WORK TO COMPLETE. Leave out the images and repeat every entry below exactly.
+++ INFORMATION GIVEN
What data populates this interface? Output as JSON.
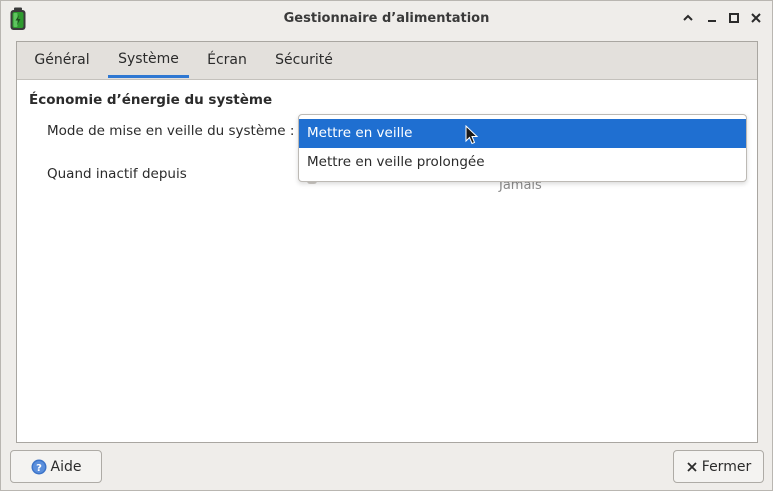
{
  "window": {
    "title": "Gestionnaire d’alimentation"
  },
  "tabs": [
    {
      "label": "Général"
    },
    {
      "label": "Système"
    },
    {
      "label": "Écran"
    },
    {
      "label": "Sécurité"
    }
  ],
  "active_tab": "Système",
  "section": {
    "title": "Économie d’énergie du système",
    "sleep_mode_label": "Mode de mise en veille du système :",
    "inactive_label": "Quand inactif depuis",
    "inactive_value": "Jamais"
  },
  "dropdown": {
    "options": [
      {
        "label": "Mettre en veille",
        "selected": true
      },
      {
        "label": "Mettre en veille prolongée",
        "selected": false
      }
    ]
  },
  "buttons": {
    "help_label": "Aide",
    "close_label": "Fermer"
  },
  "colors": {
    "accent": "#2f78d2",
    "selection": "#1f6fd1",
    "battery_icon": "#2e9a2e"
  },
  "icons": {
    "app": "battery-icon",
    "help": "help-icon",
    "close": "close-icon"
  }
}
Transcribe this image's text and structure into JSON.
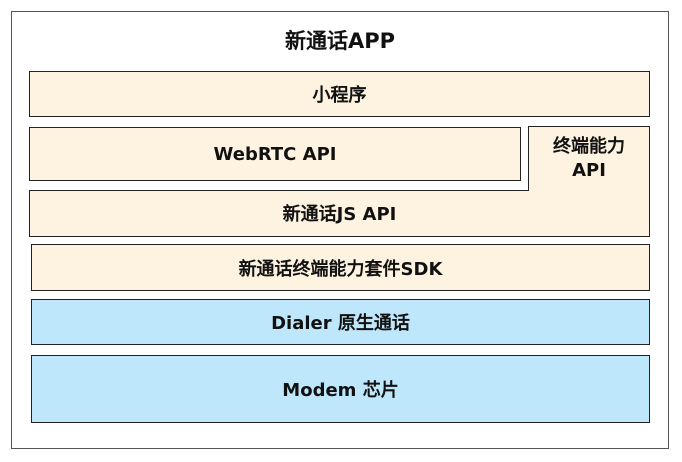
{
  "app_title": "新通话APP",
  "layers": {
    "mini_program": "小程序",
    "webrtc_api": "WebRTC API",
    "capability_api_line1": "终端能力",
    "capability_api_line2": "API",
    "js_api": "新通话JS API",
    "sdk": "新通话终端能力套件SDK",
    "dialer": "Dialer 原生通话",
    "modem": "Modem 芯片"
  },
  "colors": {
    "app_layer_fill": "#fdf3e0",
    "system_layer_fill": "#bfe7fb"
  }
}
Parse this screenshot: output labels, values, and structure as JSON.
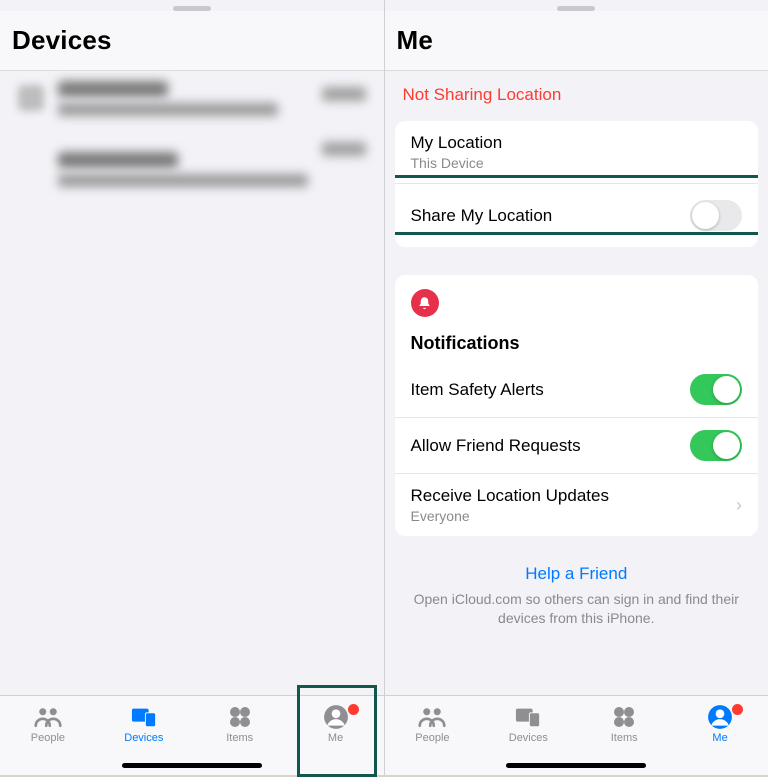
{
  "left": {
    "title": "Devices",
    "tabs": {
      "people": "People",
      "devices": "Devices",
      "items": "Items",
      "me": "Me"
    }
  },
  "right": {
    "title": "Me",
    "status": "Not Sharing Location",
    "location": {
      "title": "My Location",
      "sub": "This Device"
    },
    "share": {
      "label": "Share My Location",
      "on": false
    },
    "notifications": {
      "heading": "Notifications",
      "item_safety": {
        "label": "Item Safety Alerts",
        "on": true
      },
      "friend_req": {
        "label": "Allow Friend Requests",
        "on": true
      },
      "receive": {
        "label": "Receive Location Updates",
        "sub": "Everyone"
      }
    },
    "help": {
      "link": "Help a Friend",
      "sub": "Open iCloud.com so others can sign in and find their devices from this iPhone."
    },
    "tabs": {
      "people": "People",
      "devices": "Devices",
      "items": "Items",
      "me": "Me"
    }
  }
}
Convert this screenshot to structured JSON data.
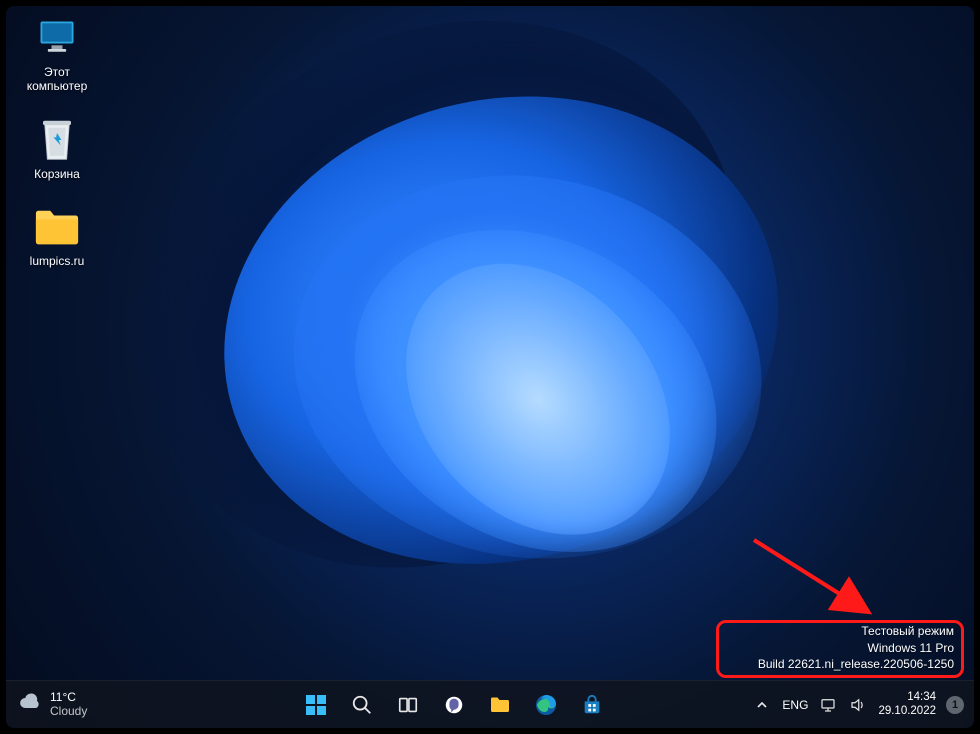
{
  "desktop": {
    "icons": [
      {
        "name": "this-pc",
        "label": "Этот\nкомпьютер"
      },
      {
        "name": "recycle-bin",
        "label": "Корзина"
      },
      {
        "name": "folder",
        "label": "lumpics.ru"
      }
    ]
  },
  "watermark": {
    "line1": "Тестовый режим",
    "line2": "Windows 11 Pro",
    "line3": "Build 22621.ni_release.220506-1250"
  },
  "taskbar": {
    "weather": {
      "temp": "11°C",
      "condition": "Cloudy"
    },
    "language": "ENG",
    "clock": {
      "time": "14:34",
      "date": "29.10.2022"
    },
    "notification_count": "1"
  }
}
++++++
OUTPUT FOR THIS TASK.
What data populates this interface? Output as JSON.
{
  "window": {
    "title": "Gestionnaire d’alimentation"
  },
  "tabs": [
    {
      "label": "Général"
    },
    {
      "label": "Système"
    },
    {
      "label": "Écran"
    },
    {
      "label": "Sécurité"
    }
  ],
  "active_tab": "Système",
  "section": {
    "title": "Économie d’énergie du système",
    "sleep_mode_label": "Mode de mise en veille du système :",
    "inactive_label": "Quand inactif depuis",
    "inactive_value": "Jamais"
  },
  "dropdown": {
    "options": [
      {
        "label": "Mettre en veille",
        "selected": true
      },
      {
        "label": "Mettre en veille prolongée",
        "selected": false
      }
    ]
  },
  "buttons": {
    "help_label": "Aide",
    "close_label": "Fermer"
  },
  "colors": {
    "accent": "#2f78d2",
    "selection": "#1f6fd1",
    "battery_icon": "#2e9a2e"
  },
  "icons": {
    "app": "battery-icon",
    "help": "help-icon",
    "close": "close-icon"
  }
}
Transcribe this image's text and structure into JSON.
{
  "app_title": "新通话APP",
  "layers": {
    "mini_program": "小程序",
    "webrtc_api": "WebRTC API",
    "capability_api_line1": "终端能力",
    "capability_api_line2": "API",
    "js_api": "新通话JS API",
    "sdk": "新通话终端能力套件SDK",
    "dialer": "Dialer 原生通话",
    "modem": "Modem 芯片"
  },
  "colors": {
    "app_layer_fill": "#fdf3e0",
    "system_layer_fill": "#bfe7fb"
  }
}
Parse this screenshot: output labels, values, and structure as JSON.
{
  "left": {
    "title": "Devices",
    "tabs": {
      "people": "People",
      "devices": "Devices",
      "items": "Items",
      "me": "Me"
    }
  },
  "right": {
    "title": "Me",
    "status": "Not Sharing Location",
    "location": {
      "title": "My Location",
      "sub": "This Device"
    },
    "share": {
      "label": "Share My Location",
      "on": false
    },
    "notifications": {
      "heading": "Notifications",
      "item_safety": {
        "label": "Item Safety Alerts",
        "on": true
      },
      "friend_req": {
        "label": "Allow Friend Requests",
        "on": true
      },
      "receive": {
        "label": "Receive Location Updates",
        "sub": "Everyone"
      }
    },
    "help": {
      "link": "Help a Friend",
      "sub": "Open iCloud.com so others can sign in and find their devices from this iPhone."
    },
    "tabs": {
      "people": "People",
      "devices": "Devices",
      "items": "Items",
      "me": "Me"
    }
  }
}
Convert this screenshot to structured JSON data.
{
  "desktop": {
    "icons": [
      {
        "name": "this-pc",
        "label": "Этот\nкомпьютер"
      },
      {
        "name": "recycle-bin",
        "label": "Корзина"
      },
      {
        "name": "folder",
        "label": "lumpics.ru"
      }
    ]
  },
  "watermark": {
    "line1": "Тестовый режим",
    "line2": "Windows 11 Pro",
    "line3": "Build 22621.ni_release.220506-1250"
  },
  "taskbar": {
    "weather": {
      "temp": "11°C",
      "condition": "Cloudy"
    },
    "language": "ENG",
    "clock": {
      "time": "14:34",
      "date": "29.10.2022"
    },
    "notification_count": "1"
  }
}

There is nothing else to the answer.